59
bio website aleax.it
location Sunnyvale, CA
age 59
visits member for 5 years, 3 months
seen Jun 11 '10 at 2:19

Lots of info about me is on my Google Profile and links therefrom, and some on my Python Wiki Homepage.

I spotted a recent SO-related tweet about me at Pycon. The "is a machine" bit there is not new, but I think it's the first time that comment has been elicited by observing me in real life, as opposed to reading my posts &c;-).
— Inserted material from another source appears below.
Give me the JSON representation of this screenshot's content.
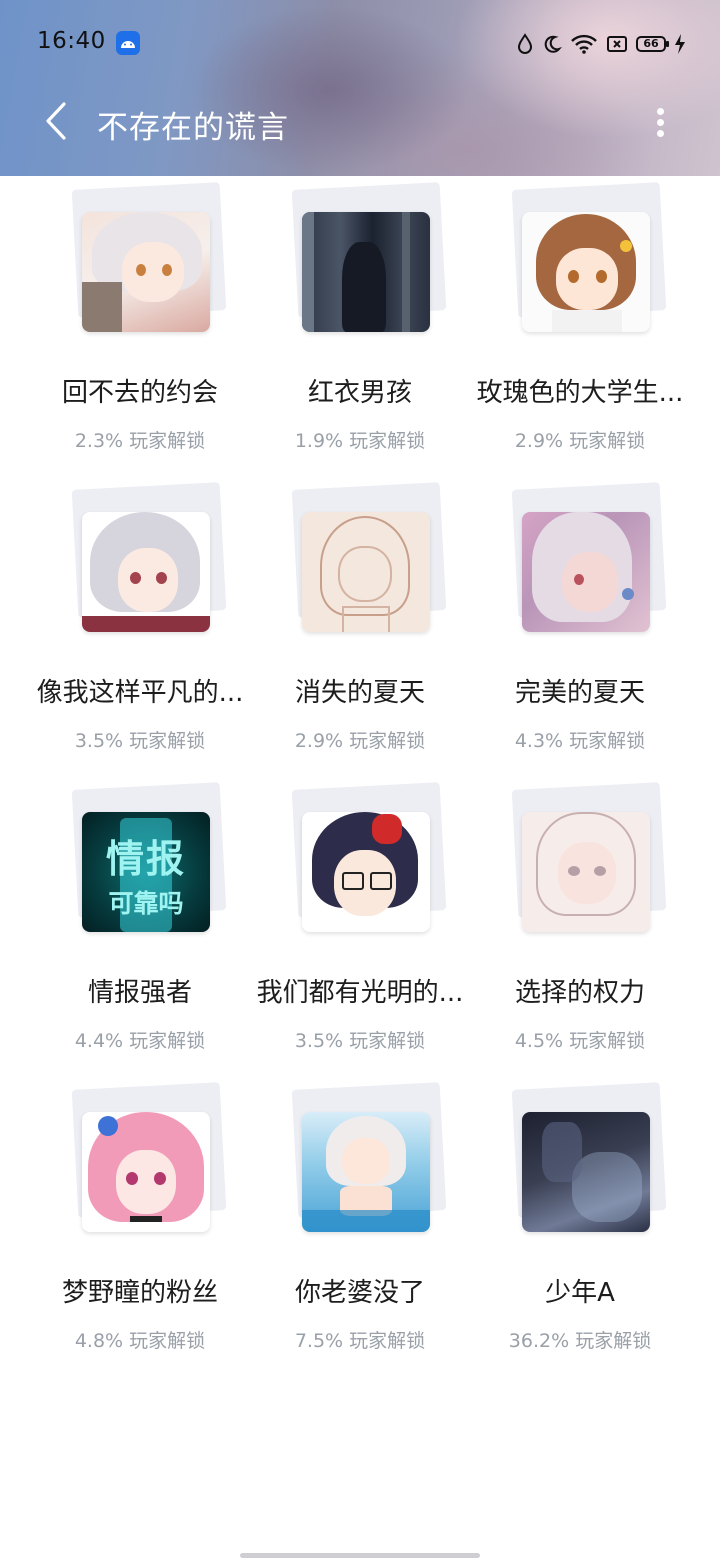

Dec
30
awarded  Popular Question
May
31
awarded  Yearling
May
31
awarded  Nice Answer
Aug
5
awarded  Yearling
Apr
12
awarded  Enlightened
Oct
12
awarded  Enlightened
Aug
5
awarded  Yearling
Jul
29
awarded  Nice Answer
Jul
25
answered How much memory can a 64bit machine address at a time?
Jun
7
awarded  Scholar
Jun
7
awarded  Supporter
Jun
7
accepted SSD as primary or secondary drive on a small Linux server?
Jun
7
comment SSD as primary or secondary drive on a small Linux server?
Yep, tx, that makes sense (though Ted Ts'o's essay on aligning filesystems to SSD erase blocks has made me especially wary of how LVM can behave in that respect, I guess I'll just need to experiment and benchmark to find good parameters).
Jun
6
awarded  Student
Jun
6
asked SSD as primary or secondary drive on a small Linux server?
May
22
comment Windows 7 safe mode pretends it's Windows XP?
Anyway, the 954 MB of RAM are hardly surprising: no doubt the graphics subsystem is "stealing" 70 MB or so for its own uses -- such systems (stealing system RAM for video & processing thereof) are very common.
May
9
answered Hard link not works under Mac OS X in GUI mode
Apr
27
awarded  Nice Answer
Apr
26
comment How are PID's generated?
@Jack, I guess it's just an effect of the recycling -- your kernel might be built with a small max-number of processes (on my workstation at work, I'm using a standard ubuntu hardy heron kernel and I'm regularly seeing PIDs up to 30,000 or so even though I turn the machine off every weekend).
Apr
26
comment How are PID's generated?
The kernel is in control and need not lock anything, so how could it deadlock? Yes, there is a small performance price to pay (a small extra overhead at fork time -- say a couple dozen machine instructions for a congruential PRNG or /dev/urandom read, vs many fewer for a counter-increment), but that's always the case for measures intended to improve security (check the CPU overhead of HTTPS communication vs plain HTTP for example;-).